  15. Hi
    My concern is using raw eggs

  16. Hi Shannon!

    I have a large family and try to make just about everything from scratch. I also look for bulk foods through co-ops. Could you recommend a source for buying organic cold-pressed sesame oil in bulk please. If you have any suggestions for bulk stevia powder that would be great too! Thanks!


  17. Hi Shannon! I made this mayo yesterday and am very pleased with how it turned out! Thanks for the wonderful recipe! However, since I used coconut oil the mayo solidified when I put it in the fridge. What did I do wrong or what should I do differently?

    • Gretchen, you didn’t do anything wrong. Since coconut oil solidifies when the temp is under 76F, the mayo itself will solidify as well when placed in the fridge. (I will add a note about this to the recipe.)
      It’s not very convenient, but you can always set the mayo out on the counter before you want to use it to let it soften up a bit first. Next time maybe try using a combination of oils, that is what I do. I tend to use 1/3 extra-virgin olive oil, 1/3 virgin coconut oil, and 1/3 sesame oil (not toasted sesame oil) or sunflower oil. Using a combination of the oils will allow the mayo to stay spreadable straight from the fridge.

  18. I keep forgetting to try this! I have wanted to make my own mayo for some time now.

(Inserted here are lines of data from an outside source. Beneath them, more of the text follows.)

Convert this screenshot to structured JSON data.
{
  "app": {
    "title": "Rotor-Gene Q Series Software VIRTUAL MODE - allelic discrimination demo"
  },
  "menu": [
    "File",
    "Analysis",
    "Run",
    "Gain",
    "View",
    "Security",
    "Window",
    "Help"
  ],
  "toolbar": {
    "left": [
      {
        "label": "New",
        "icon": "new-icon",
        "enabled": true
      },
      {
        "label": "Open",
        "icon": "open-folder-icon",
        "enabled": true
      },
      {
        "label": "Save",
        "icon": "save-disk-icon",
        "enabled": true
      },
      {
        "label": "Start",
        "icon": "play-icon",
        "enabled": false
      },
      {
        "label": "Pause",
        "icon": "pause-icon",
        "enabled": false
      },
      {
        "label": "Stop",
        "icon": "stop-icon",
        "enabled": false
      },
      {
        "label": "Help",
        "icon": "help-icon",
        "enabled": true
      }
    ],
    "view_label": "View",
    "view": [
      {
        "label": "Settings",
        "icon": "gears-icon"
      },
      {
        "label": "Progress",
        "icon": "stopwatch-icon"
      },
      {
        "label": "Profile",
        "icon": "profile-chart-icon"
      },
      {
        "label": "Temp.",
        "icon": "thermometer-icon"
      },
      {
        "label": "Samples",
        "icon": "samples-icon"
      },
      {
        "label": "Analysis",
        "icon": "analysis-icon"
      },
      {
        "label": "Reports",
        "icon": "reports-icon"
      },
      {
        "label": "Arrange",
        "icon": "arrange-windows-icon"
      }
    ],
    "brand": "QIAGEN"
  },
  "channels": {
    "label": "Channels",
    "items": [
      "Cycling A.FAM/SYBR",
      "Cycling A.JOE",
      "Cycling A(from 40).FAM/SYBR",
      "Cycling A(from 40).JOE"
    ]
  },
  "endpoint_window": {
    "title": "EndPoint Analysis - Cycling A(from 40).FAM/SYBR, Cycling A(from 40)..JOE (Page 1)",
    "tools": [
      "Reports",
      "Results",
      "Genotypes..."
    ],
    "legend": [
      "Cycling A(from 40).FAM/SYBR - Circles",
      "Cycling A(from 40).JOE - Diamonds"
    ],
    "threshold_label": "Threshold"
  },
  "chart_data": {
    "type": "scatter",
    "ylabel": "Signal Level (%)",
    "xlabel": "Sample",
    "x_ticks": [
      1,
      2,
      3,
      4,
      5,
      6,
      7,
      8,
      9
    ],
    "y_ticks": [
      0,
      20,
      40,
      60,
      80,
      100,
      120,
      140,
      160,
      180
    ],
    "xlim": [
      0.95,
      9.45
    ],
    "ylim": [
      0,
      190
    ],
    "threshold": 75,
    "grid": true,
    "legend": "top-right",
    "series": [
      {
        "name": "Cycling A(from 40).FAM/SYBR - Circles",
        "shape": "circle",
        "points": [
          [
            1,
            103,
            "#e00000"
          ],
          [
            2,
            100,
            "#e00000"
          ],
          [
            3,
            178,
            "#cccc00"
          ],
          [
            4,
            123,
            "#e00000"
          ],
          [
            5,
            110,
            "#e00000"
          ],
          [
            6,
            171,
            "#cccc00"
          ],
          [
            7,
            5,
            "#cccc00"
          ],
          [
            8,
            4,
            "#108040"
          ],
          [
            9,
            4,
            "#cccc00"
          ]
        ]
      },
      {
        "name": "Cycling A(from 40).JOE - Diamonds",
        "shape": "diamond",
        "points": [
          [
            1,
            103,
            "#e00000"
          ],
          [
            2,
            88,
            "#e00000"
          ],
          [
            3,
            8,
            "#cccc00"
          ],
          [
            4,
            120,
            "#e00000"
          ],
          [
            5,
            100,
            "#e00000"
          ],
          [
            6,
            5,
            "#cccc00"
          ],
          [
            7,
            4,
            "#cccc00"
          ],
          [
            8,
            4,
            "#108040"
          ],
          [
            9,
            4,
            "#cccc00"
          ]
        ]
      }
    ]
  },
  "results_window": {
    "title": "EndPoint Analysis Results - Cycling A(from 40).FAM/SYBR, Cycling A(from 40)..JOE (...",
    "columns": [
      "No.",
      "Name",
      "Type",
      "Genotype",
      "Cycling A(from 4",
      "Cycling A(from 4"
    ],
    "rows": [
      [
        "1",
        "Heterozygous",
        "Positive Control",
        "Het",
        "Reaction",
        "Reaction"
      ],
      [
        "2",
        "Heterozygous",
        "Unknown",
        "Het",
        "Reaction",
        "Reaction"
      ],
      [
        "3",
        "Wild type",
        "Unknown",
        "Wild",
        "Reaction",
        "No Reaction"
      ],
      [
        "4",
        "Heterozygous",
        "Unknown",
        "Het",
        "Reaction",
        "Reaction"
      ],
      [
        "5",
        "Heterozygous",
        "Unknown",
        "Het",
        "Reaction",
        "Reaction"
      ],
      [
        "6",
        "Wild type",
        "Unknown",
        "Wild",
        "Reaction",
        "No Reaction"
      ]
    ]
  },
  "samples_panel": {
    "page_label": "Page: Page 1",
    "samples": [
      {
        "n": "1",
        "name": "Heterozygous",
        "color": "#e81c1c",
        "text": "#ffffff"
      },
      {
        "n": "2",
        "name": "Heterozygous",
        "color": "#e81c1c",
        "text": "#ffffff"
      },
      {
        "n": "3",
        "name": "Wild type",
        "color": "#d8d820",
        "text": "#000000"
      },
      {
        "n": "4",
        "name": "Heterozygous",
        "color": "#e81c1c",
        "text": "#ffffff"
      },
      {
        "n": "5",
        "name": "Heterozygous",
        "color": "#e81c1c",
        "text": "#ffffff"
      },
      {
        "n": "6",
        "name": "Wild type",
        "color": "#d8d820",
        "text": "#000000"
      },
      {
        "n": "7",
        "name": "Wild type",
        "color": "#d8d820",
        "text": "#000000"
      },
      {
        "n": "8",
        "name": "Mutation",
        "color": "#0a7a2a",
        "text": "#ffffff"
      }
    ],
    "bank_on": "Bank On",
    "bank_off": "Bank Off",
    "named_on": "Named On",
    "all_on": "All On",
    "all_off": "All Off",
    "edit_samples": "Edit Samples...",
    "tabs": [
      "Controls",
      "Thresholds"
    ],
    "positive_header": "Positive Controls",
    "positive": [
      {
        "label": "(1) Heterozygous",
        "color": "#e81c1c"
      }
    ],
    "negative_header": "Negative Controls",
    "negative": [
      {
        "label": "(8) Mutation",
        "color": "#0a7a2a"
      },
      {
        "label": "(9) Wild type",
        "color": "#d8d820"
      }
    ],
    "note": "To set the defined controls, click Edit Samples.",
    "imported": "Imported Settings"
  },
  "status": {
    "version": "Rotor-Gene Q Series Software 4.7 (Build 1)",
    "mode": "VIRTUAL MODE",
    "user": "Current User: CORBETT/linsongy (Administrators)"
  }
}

    • Hi Wendy!

      Thanks for dropping by. It’s not hard to do, just need a steady hand with the oil. After that it’s just adjusting to ones own personal tastes. I know I have tried many times at making mayo, to get the flavor just right for our family. This one was finally it for us.

      Give it a try, it’s kind of fun to experiment with. πŸ™‚

Speak Your Mind


Rate this recipe:  
Cooking God's Way - www.cookinggodsway.com